Because the cross expressed the depth of God’s love for us.

In an intensely personal witness, Paul linked the cross of Christ to the love of God (2:20).  Not only does the cross show God to be just, condemning sin rather than turning a blind eye to it, but also loving.  During the Irish famine in the 19th Century, some tenants appealed to an English landlord to be exempted payment of their rent since they had only enough money to buy food.  The landlord wrote to them and said he would not exempt them for it would set a bad precedent, but in his letter he gave them enough money to cover their debts and to feed them.  Out of love and compassion Christ paid all our debts when he died upon the cross.  Paul boasted of the cross because it spoke of God’s amazing love for the spiritually poor.

Because the cross is God’s only way of salvation.

Paul was well aware of all those who sought to work their way into God’s favour through a sincere practice of religious activities.  He told the Galatians that such a way of trying to achieve salvation was useless and that faith in Christ crucified is the only way to experience God’s salvation (2:15-16).  There are only two religions in the whole world.  In the first, people bring their good works to their god(s).  But the second, true Christianity, is ‘nothing in my hand I bring, simply to thy cross I cling.’  To be saved requires no religious work, no heroic pilgrimage or superhuman task.  Paul boasted of the cross because by it Christ alone has done everything to put us right with God.   

 Because the cross guarantees our future

Not only had the cross of Christ utterly changed the way Paul lived  (1:13-16), it also changed his future.  The death and resurrection of Jesus does the same for all who believe.  God confirmed that Christ is able to forgive sins for he raised him from the dead.  God confirmed that Christ is able to bring with him into eternity all who trust in him for he raised him from the dead.  Death is not the end.  It is the risen and ascended Lord Jesus Christ who has the last word on our lives.  Trust in Christ crucified guarantees believers that they will never face God’s wrath on the future day of judgement.  No wonder Paul boasted of the cross.

To be fascinated by the cross as an ancient Irish landmark or to wear it as a fashion accessory around the neck is not a proper response to the cross of Christ itself.  The cross of Christ is empty and the tomb is empty, for the one who died on the cross and was laid out in the tomb has been raised and has ascended to the place of all authority in the universe.  Jesus is Lord and we are called to acknowledge that this Jesus has the right to be the Lord and ruler of our life.  The proper response is to submit our lives to the lordship of Christ by repenting from our sins, trusting that his death and resurrection have done all to put us right with God, and putting our faith in our Saviour Christ.  Then we too, like Paul, can boast of the cross of Christ.

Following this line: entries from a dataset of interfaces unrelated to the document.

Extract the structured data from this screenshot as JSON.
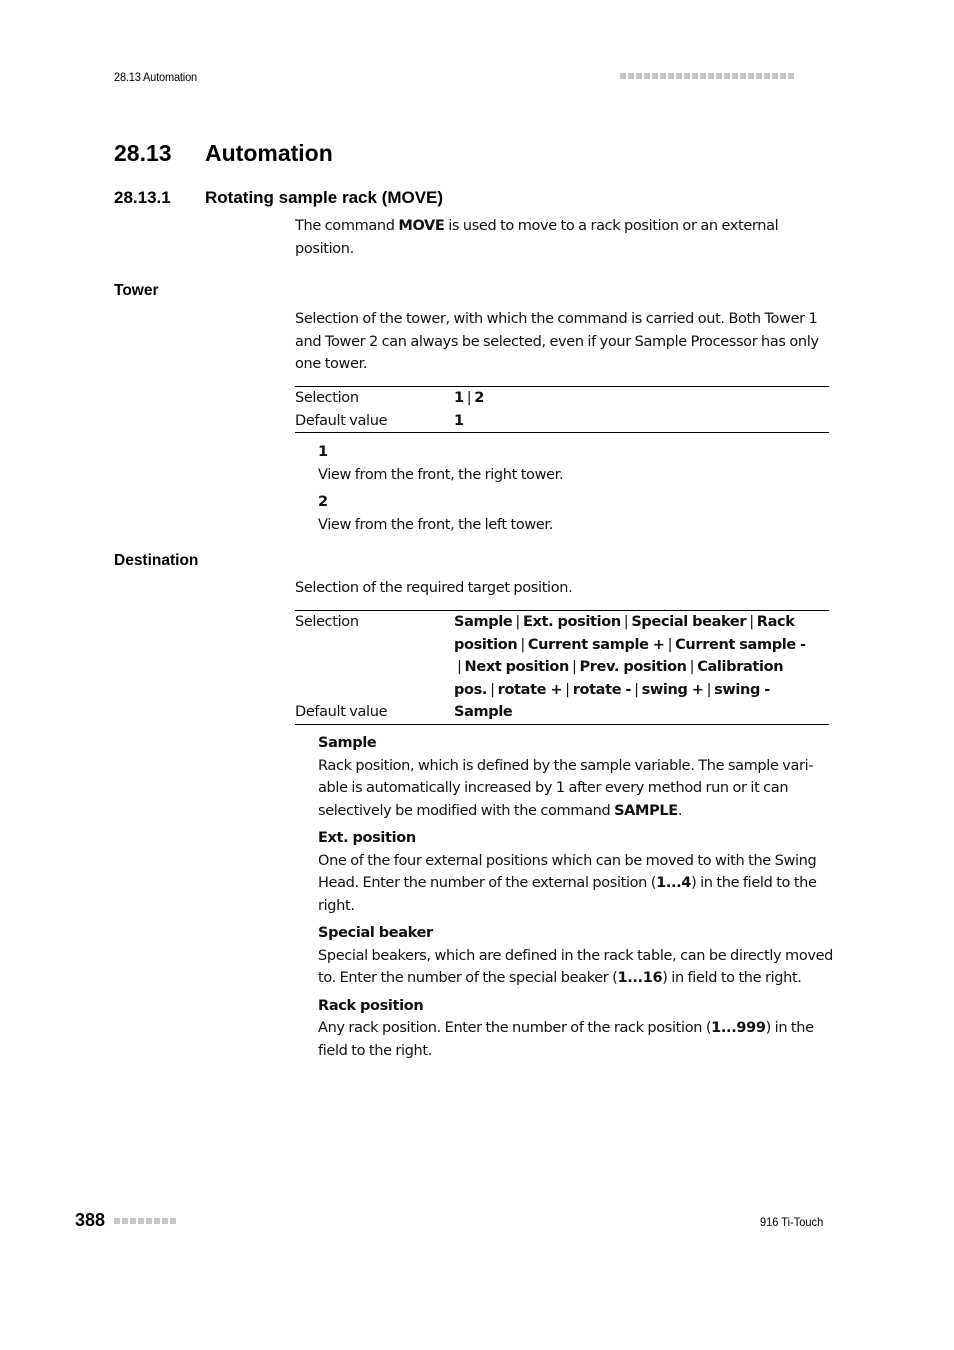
{
  "running_header": {
    "section": "28.13 Automation"
  },
  "heading1": {
    "number": "28.13",
    "title": "Automation"
  },
  "heading2": {
    "number": "28.13.1",
    "title": "Rotating sample rack (MOVE)"
  },
  "intro": {
    "pre": "The command ",
    "bold": "MOVE",
    "post": " is used to move to a rack position or an external position."
  },
  "tower": {
    "label": "Tower",
    "description": "Selection of the tower, with which the command is carried out. Both Tower 1 and Tower 2 can always be selected, even if your Sample Pro­cessor has only one tower.",
    "table": {
      "selection_key": "Selection",
      "selection_values": [
        "1",
        "2"
      ],
      "default_key": "Default value",
      "default_value": "1"
    },
    "options": [
      {
        "title": "1",
        "text": "View from the front, the right tower."
      },
      {
        "title": "2",
        "text": "View from the front, the left tower."
      }
    ]
  },
  "destination": {
    "label": "Destination",
    "description": "Selection of the required target position.",
    "table": {
      "selection_key": "Selection",
      "selection_values": [
        "Sample",
        "Ext. position",
        "Special beaker",
        "Rack position",
        "Current sample +",
        "Current sample -",
        "Next position",
        "Prev. position",
        "Calibration pos.",
        "rotate +",
        "rotate -",
        "swing +",
        "swing -"
      ],
      "default_key": "Default value",
      "default_value": "Sample"
    },
    "options": [
      {
        "title": "Sample",
        "text_pre": "Rack position, which is defined by the sample variable. The sample vari­able is automatically increased by 1 after every method run or it can selectively be modified with the command ",
        "text_bold": "SAMPLE",
        "text_post": "."
      },
      {
        "title": "Ext. position",
        "text_pre": "One of the four external positions which can be moved to with the Swing Head. Enter the number of the external position (",
        "text_bold": "1...4",
        "text_post": ") in the field to the right."
      },
      {
        "title": "Special beaker",
        "text_pre": "Special beakers, which are defined in the rack table, can be directly moved to. Enter the number of the special beaker (",
        "text_bold": "1...16",
        "text_post": ") in field to the right."
      },
      {
        "title": "Rack position",
        "text_pre": "Any rack position. Enter the number of the rack position (",
        "text_bold": "1...999",
        "text_post": ") in the field to the right."
      }
    ]
  },
  "footer": {
    "page_number": "388",
    "product": "916 Ti-Touch"
  }
}
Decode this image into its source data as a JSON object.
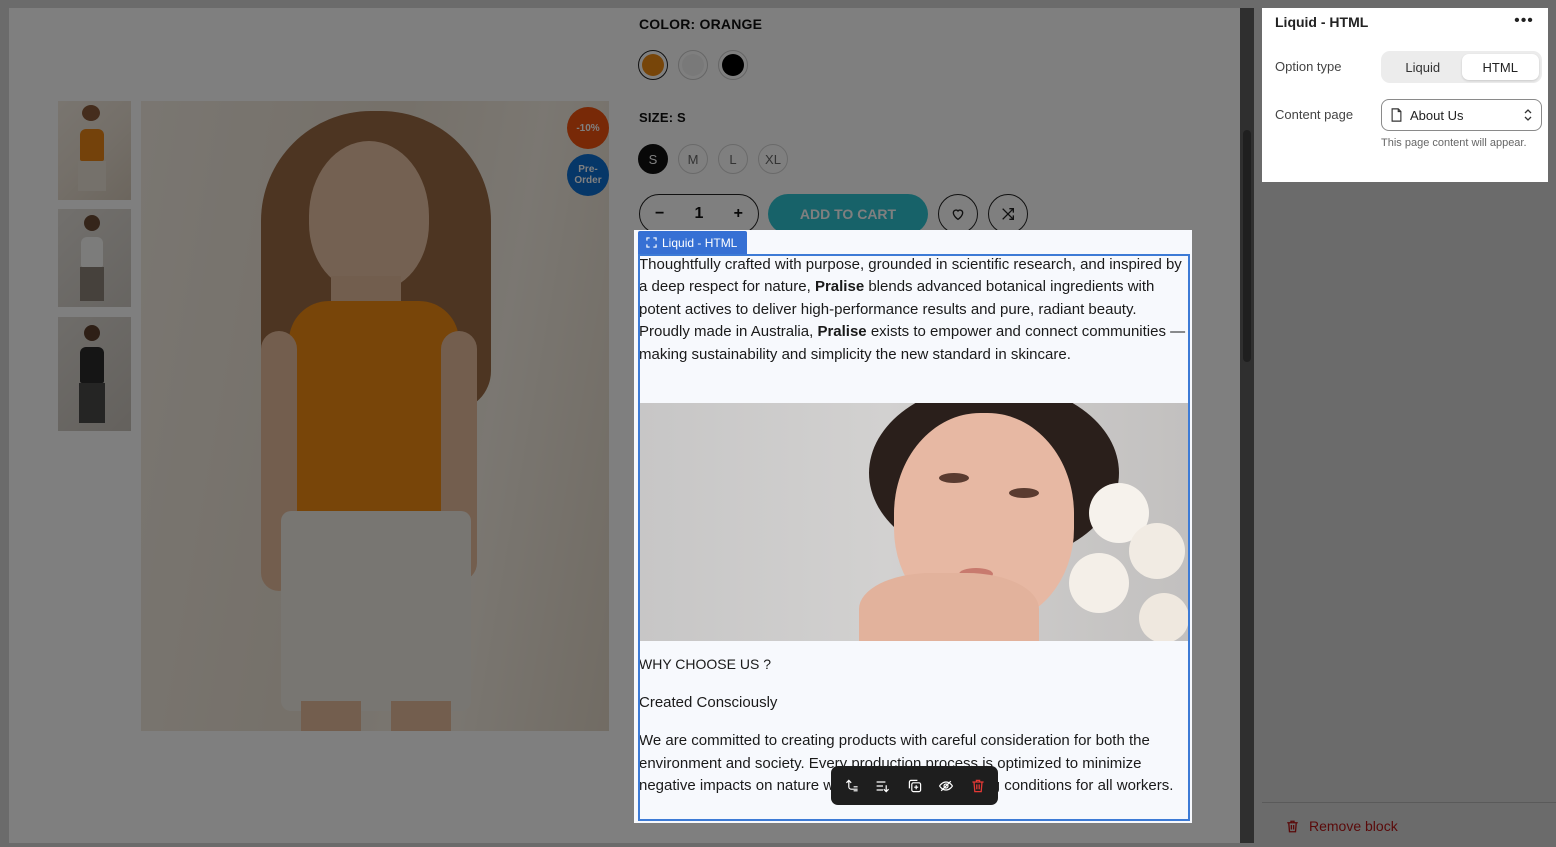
{
  "product": {
    "color_label": "COLOR: ORANGE",
    "size_label": "SIZE: S",
    "sizes": [
      "S",
      "M",
      "L",
      "XL"
    ],
    "quantity": "1",
    "add_to_cart": "ADD TO CART",
    "badge_discount": "-10%",
    "badge_preorder": "Pre-Order",
    "swatch_colors": [
      "#ee8a12",
      "#f3f3f3",
      "#000000"
    ]
  },
  "block": {
    "tag": "Liquid - HTML",
    "intro_1": "Thoughtfully crafted with purpose, grounded in scientific research, and inspired by a deep respect for nature, ",
    "brand": "Pralise",
    "intro_2": " blends advanced botanical ingredients with potent actives to deliver high-performance results and pure, radiant beauty. Proudly made in Australia, ",
    "intro_3": " exists to empower and connect communities — making sustainability and simplicity the new standard in skincare.",
    "why_title": "WHY CHOOSE US ?",
    "created_title": "Created Consciously",
    "body": "We are committed to creating products with careful consideration for both the environment and society. Every production process is optimized to minimize negative impacts on nature while ensuring fair working conditions for all workers."
  },
  "panel": {
    "title": "Liquid - HTML",
    "option_type_label": "Option type",
    "option_liquid": "Liquid",
    "option_html": "HTML",
    "content_page_label": "Content page",
    "content_page_value": "About Us",
    "hint": "This page content will appear.",
    "remove_block": "Remove block"
  },
  "colors": {
    "accent_blue": "#3670d4",
    "cart": "#2fc4d3",
    "danger": "#e53935"
  }
}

Harvest festivals in churches are a pretty new thing.  The tradition of celebratingin churches as we know it today began in 1843, when the Reverend Robert Hawker invited parishioners to a special thanksgivingthehis church at Morwenstow in Cornwall.  The festival soon grew in popularity and now there’s hardly a church that doesn’t celebrate it.  It simply teaches us to be thankful.  God has created the world with enough resources to meet our needs, and Harvest Festival teaches us to pause for a moment and remember this.  It also reminds us, like the Israelites of old, that it is God who gives us both our daily bread and the strength and ability to earn it.
At Harvest time, it is customary for us to be reminded of those less well off than ourselves.  As a parish then, we support work amongst the poor, especially those in our own country, supporting single mothers on the Shankill Road and refugees in Belfast